Chicago, IL — Meet Elizabeth L. Carter, Esq., founder, and owner of a Black woman-owned securities law firm that has launched a legal fund to support Black businesses that plan to raise capital through crowdfunding campaigns and other means. The Chicago-based firm is seeking corporate and individual contributions to the #BlackCapitalMatters Gift Legal Fund, which will help subsidize securities legal services for Black-owned businesses.
Black-owned entities, including businesses, nonprofits, cooperatives, and investment funds, that are looking to raise capital in 2021-2022, and need affordable securities legal services, can apply for the fund at ELCESQ.com/legalfund (Fund contributors who wish to receive a tax deduction can donate directly to the firm’s fiscal sponsor, the Oakland-based Sustainable Economies Law Center, at TheSELC.org/blackcapitalmatters)
There are a series of legal documents, filings, and other requirements that business owners must complete to ensure they are legally compliant before they launch their campaign. Yet many business owners may not be aware of the legal requirements and therefore put themselves at risk for penalties and costly delays.

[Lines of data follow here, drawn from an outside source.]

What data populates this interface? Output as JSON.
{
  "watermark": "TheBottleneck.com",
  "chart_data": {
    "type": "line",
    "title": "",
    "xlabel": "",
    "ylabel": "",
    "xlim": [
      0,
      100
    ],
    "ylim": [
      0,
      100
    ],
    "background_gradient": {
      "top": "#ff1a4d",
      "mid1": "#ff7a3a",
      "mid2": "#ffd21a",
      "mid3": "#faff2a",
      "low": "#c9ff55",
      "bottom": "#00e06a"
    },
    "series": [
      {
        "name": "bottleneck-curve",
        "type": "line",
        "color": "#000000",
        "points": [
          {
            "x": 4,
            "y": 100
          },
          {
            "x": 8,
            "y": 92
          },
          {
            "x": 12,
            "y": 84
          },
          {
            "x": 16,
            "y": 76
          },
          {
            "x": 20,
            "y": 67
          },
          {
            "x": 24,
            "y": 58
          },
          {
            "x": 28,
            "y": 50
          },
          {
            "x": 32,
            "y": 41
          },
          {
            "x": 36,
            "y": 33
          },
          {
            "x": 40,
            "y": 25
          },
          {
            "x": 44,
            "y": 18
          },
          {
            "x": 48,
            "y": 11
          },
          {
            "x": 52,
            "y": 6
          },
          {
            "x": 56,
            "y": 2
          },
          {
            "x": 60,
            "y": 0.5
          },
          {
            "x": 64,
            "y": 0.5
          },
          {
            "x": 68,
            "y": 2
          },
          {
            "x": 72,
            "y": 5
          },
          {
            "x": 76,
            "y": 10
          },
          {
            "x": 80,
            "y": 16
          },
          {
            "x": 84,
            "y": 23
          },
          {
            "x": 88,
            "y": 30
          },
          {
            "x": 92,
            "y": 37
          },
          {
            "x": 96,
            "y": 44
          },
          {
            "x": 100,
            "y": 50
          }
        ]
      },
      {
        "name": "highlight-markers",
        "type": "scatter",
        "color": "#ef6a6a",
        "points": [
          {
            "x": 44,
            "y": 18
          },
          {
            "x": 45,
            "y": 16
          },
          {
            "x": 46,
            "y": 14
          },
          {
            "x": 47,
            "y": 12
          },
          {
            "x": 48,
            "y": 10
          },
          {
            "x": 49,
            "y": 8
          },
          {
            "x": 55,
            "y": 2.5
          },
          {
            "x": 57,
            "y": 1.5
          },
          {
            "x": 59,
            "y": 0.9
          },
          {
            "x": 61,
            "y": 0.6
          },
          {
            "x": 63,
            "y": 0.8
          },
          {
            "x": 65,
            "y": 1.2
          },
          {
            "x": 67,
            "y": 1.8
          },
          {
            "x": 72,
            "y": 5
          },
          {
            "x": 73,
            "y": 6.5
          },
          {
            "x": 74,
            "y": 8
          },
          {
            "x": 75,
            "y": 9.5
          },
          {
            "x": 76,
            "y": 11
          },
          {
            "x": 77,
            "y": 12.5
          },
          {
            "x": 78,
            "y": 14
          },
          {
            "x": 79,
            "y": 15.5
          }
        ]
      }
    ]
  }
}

Led by Elizabeth L. Carter, the boutique law firm is the only securities firm in the country with a mission to help Black-owned businesses navigate the legal requirements that come with raising capital. The firm often provides its services at discounted rates and has built an ecosystem of comprehensive professional support services to make it more feasible for Black businesses to raise capital. Securities law is a complex area of business law that ensures the legal compliance of raising capital from investors. Unfortunately, this complex law carries a hefty cost and is often out of the budget for the average entrepreneur.
The #BlackCapitalGift Legal Fund will allow the firm to provide legal support at below-market-rate so that more Black-owned businesses may combat the disparities in investing that they often face. Since 2015, Black and Latinx founders have received only 2.4 percent of the total venture capital raised, according to the 2020 Crunchbase Diversity Report. Due to these disparities, more and more Black-owned businesses are turning to crowdfunding to raise the capital that they need to fully launch or expand their business.
“The racial bias in financing from banks and private investors, including angel investors and venture capital firms, has caused many Black-owned businesses to turn to the general public to get the capital that they need for their businesses,” Carter said. “Oftentimes, these businesses don’t have adequate funding to pay for legal support as they launch crowdfunding campaigns. This puts them at risk of criminal and civil penalties at disproportionate rates.”
The economic hardships caused by the recent pandemic and recession have only exacerbated the need for funding among minority-owned businesses. During the first few months of 2020, 41 percent of Black businesses and 32 percent of Latinx-owned businesses permanently closed.
“Our mission is to find creative and innovative ways to counter the unfortunate reality of insufficient business capital that plague so many of our undeserved businesses,” Carter said.